• [Directions]
Using the records below, locate all lines containing "springframework" and return them.

• [Available data]
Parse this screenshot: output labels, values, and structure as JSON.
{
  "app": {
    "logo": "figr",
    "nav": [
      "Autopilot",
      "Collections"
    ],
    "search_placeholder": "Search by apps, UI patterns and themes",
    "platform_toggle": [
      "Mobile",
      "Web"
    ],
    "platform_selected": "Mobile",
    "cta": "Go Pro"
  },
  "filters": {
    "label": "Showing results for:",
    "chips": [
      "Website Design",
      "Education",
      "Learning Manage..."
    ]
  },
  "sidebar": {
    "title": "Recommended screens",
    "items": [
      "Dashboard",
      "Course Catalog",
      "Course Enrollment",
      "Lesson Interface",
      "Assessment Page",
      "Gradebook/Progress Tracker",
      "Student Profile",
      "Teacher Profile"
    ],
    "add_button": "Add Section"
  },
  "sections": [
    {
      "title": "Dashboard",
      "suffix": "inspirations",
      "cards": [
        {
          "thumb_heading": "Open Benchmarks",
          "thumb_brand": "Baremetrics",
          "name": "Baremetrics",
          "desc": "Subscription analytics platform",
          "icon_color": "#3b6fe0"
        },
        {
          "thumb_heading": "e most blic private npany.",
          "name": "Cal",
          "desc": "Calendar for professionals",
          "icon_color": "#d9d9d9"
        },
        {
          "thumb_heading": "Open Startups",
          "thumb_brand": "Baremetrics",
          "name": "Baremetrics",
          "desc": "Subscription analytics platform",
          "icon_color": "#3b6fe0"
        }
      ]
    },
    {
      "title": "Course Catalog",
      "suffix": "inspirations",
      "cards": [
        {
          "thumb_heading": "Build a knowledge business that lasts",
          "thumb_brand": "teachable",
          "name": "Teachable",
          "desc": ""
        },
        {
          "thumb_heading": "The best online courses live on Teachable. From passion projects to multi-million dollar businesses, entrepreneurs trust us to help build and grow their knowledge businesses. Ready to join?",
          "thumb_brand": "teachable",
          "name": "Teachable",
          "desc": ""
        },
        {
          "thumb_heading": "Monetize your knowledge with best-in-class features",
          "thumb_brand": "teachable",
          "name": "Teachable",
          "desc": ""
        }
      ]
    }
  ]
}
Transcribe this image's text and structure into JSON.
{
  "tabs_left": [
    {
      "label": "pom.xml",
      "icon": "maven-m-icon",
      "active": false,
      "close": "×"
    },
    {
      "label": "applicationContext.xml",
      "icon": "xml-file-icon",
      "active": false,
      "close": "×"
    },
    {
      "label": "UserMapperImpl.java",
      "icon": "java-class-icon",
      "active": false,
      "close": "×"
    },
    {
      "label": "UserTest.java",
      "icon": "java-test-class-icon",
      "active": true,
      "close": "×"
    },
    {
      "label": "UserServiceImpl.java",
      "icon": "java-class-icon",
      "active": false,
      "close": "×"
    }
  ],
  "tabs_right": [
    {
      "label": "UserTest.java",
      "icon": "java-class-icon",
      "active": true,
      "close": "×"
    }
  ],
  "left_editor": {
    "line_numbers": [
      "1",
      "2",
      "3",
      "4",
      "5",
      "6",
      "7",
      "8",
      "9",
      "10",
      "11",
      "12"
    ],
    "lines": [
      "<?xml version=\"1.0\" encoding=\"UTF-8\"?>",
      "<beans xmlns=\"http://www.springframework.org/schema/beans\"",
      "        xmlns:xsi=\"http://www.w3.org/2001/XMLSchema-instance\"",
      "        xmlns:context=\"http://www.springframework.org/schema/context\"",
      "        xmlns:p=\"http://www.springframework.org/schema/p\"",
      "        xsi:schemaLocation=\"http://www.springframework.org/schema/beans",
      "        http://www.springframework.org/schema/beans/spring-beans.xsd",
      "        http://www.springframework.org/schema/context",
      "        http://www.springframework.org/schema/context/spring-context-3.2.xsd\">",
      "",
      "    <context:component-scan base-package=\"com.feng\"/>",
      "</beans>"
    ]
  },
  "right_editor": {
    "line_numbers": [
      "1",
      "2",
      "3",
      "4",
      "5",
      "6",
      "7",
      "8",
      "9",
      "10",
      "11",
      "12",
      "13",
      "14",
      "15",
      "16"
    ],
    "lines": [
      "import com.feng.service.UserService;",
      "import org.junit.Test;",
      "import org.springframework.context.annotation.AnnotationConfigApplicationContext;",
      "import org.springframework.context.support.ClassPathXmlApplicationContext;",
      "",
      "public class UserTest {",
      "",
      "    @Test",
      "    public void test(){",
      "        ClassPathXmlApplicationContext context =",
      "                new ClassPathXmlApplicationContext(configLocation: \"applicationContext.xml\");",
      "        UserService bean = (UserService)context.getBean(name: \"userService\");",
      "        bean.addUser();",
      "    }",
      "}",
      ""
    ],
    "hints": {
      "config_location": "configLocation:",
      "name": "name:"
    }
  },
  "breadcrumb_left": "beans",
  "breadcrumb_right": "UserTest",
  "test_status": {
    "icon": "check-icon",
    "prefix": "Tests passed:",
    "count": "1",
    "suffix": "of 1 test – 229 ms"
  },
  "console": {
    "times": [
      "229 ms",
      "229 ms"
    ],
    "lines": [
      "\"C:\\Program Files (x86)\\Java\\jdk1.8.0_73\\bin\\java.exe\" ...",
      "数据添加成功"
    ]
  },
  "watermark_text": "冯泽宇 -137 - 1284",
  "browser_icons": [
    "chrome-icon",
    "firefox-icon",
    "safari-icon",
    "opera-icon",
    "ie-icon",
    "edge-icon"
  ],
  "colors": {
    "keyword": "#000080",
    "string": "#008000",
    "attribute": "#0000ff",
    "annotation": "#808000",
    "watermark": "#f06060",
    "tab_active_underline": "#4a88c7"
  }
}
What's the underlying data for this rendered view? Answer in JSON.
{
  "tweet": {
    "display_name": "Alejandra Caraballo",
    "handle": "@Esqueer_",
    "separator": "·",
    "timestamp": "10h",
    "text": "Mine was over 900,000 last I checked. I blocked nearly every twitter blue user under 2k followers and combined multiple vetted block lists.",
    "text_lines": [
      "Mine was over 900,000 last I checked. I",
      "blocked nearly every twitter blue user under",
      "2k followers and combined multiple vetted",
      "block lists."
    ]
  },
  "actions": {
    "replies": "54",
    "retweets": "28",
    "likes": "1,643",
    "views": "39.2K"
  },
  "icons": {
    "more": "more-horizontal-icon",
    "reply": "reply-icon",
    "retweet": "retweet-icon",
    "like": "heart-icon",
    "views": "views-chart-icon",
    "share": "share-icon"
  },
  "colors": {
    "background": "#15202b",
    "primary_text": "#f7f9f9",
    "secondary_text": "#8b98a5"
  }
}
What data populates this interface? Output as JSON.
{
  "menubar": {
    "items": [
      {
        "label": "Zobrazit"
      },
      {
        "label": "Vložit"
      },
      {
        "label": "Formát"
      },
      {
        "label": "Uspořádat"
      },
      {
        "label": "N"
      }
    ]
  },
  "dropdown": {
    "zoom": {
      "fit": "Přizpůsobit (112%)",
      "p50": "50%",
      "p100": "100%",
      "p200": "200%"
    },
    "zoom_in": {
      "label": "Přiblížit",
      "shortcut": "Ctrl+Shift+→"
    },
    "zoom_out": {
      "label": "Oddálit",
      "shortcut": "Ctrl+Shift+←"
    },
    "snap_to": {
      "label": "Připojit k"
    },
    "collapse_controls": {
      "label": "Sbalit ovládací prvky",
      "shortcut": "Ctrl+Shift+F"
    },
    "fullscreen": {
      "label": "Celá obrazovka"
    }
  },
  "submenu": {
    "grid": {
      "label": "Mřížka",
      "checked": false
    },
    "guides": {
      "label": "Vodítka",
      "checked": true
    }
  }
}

• [Written response]
      "<beans xmlns=\"http://www.springframework.org/schema/beans\"",
      "        xmlns:context=\"http://www.springframework.org/schema/context\"",
      "        xmlns:p=\"http://www.springframework.org/schema/p\"",
      "        xsi:schemaLocation=\"http://www.springframework.org/schema/beans",
      "        http://www.springframework.org/schema/beans/spring-beans.xsd",
      "        http://www.springframework.org/schema/context",
      "        http://www.springframework.org/schema/context/spring-context-3.2.xsd\">",
      "import org.springframework.context.annotation.AnnotationConfigApplicationContext;",
      "import org.springframework.context.support.ClassPathXmlApplicationContext;",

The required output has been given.